TASK DIRECTIONS: Determine how many lines below hold the string "Samples". Reply with the number alone.

[Entries from a dataset of interfaces]

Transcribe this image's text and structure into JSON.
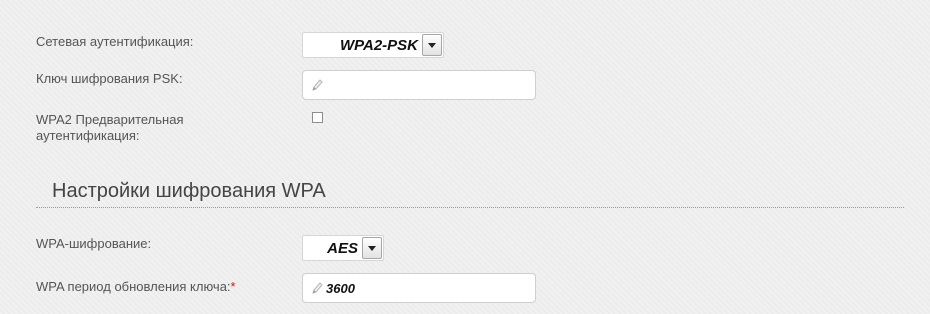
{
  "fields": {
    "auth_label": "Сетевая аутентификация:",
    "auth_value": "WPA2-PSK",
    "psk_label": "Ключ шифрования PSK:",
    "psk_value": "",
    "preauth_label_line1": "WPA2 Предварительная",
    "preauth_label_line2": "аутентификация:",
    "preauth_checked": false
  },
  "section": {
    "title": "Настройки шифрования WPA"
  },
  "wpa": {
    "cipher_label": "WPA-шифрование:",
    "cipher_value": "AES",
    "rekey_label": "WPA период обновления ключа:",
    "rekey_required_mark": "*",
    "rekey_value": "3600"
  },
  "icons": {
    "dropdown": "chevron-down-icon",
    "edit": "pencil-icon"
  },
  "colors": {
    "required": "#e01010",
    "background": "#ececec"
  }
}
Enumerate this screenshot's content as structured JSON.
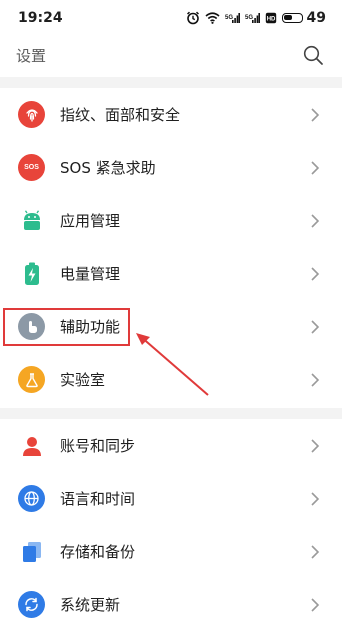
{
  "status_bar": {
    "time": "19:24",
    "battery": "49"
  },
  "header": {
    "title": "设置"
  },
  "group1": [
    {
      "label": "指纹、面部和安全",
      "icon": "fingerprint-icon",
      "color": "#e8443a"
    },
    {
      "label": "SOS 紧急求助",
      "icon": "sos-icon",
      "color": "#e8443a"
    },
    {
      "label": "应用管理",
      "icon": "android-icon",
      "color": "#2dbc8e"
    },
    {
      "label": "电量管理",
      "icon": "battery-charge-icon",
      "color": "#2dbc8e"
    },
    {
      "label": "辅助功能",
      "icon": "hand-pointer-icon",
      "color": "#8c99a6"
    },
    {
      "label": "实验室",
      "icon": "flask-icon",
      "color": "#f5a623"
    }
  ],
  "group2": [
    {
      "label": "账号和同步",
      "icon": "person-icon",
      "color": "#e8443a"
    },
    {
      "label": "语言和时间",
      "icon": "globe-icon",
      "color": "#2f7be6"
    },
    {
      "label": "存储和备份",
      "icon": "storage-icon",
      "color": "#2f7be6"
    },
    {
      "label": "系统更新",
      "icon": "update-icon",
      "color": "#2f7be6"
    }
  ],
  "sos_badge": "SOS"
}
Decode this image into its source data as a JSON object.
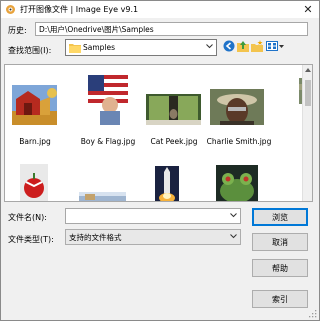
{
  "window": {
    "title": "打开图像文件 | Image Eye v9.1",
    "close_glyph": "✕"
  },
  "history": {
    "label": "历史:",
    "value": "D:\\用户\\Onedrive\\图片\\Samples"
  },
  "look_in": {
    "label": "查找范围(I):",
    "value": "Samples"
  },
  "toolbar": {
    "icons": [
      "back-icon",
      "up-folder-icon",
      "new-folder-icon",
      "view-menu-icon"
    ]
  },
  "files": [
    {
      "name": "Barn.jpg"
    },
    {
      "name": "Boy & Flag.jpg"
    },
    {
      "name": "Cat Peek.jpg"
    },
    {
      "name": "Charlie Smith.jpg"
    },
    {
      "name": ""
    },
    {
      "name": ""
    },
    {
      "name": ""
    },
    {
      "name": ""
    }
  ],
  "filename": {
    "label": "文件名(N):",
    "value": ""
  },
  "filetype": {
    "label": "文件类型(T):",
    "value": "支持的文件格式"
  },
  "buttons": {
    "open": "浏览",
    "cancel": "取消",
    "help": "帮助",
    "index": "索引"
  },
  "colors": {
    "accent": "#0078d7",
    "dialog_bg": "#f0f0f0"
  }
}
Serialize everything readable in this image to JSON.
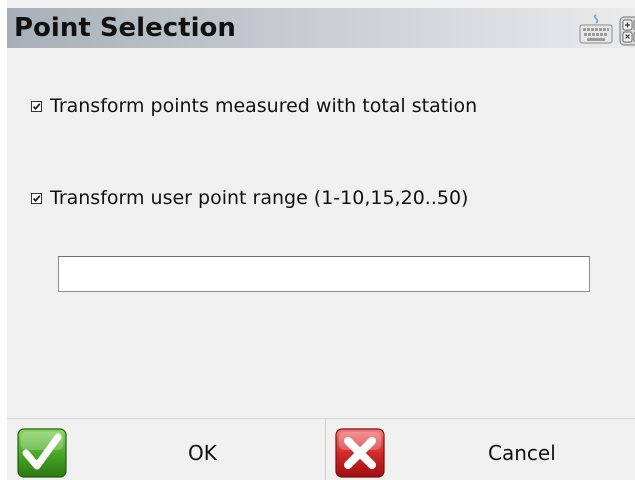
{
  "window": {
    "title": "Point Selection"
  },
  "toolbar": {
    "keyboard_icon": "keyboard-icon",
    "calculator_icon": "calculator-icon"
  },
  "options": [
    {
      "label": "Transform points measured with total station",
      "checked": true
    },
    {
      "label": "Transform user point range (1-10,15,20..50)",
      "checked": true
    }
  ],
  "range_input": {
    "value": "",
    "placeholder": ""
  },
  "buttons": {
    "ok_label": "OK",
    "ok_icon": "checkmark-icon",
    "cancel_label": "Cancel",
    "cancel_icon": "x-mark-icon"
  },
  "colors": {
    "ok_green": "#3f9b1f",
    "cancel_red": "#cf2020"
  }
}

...

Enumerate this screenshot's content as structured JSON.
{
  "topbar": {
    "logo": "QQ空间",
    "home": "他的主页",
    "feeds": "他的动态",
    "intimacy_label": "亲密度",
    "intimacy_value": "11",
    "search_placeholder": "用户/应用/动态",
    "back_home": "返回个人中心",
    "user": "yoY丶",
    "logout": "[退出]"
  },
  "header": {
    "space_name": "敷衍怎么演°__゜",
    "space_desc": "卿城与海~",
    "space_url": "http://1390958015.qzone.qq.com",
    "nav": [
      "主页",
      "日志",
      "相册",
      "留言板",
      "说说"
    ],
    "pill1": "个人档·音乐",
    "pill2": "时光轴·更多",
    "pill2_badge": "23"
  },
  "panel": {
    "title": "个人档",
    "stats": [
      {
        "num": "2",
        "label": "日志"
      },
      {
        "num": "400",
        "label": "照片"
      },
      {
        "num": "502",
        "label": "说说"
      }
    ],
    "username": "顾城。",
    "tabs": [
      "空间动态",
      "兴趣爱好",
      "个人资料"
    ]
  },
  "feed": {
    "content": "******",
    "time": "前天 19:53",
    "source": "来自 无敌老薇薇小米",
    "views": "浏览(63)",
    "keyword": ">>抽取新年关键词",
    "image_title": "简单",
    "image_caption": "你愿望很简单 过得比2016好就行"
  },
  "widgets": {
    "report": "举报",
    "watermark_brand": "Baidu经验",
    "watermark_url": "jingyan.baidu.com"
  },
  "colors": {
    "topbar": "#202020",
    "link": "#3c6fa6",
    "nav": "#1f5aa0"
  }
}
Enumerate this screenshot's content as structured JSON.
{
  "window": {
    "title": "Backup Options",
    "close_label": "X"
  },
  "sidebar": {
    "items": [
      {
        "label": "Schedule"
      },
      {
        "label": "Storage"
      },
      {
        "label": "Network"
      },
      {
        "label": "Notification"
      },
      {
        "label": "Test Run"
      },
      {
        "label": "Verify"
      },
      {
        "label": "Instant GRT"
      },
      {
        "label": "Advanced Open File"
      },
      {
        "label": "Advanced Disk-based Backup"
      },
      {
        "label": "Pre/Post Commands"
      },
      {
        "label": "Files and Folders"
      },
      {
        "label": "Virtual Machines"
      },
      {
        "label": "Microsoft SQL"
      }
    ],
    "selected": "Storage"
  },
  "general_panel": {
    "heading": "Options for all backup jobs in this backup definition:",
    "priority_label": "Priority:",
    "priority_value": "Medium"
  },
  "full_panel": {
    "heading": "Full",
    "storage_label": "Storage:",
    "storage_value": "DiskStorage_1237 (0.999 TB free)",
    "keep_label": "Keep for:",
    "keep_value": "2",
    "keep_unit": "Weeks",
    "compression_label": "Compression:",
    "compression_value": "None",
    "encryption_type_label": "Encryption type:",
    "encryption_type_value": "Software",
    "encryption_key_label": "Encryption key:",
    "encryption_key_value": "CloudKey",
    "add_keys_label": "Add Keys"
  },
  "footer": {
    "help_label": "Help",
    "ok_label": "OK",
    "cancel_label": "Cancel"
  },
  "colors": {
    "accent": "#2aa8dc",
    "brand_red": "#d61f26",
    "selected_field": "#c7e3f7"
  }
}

EXERCISE RESPONSE: 2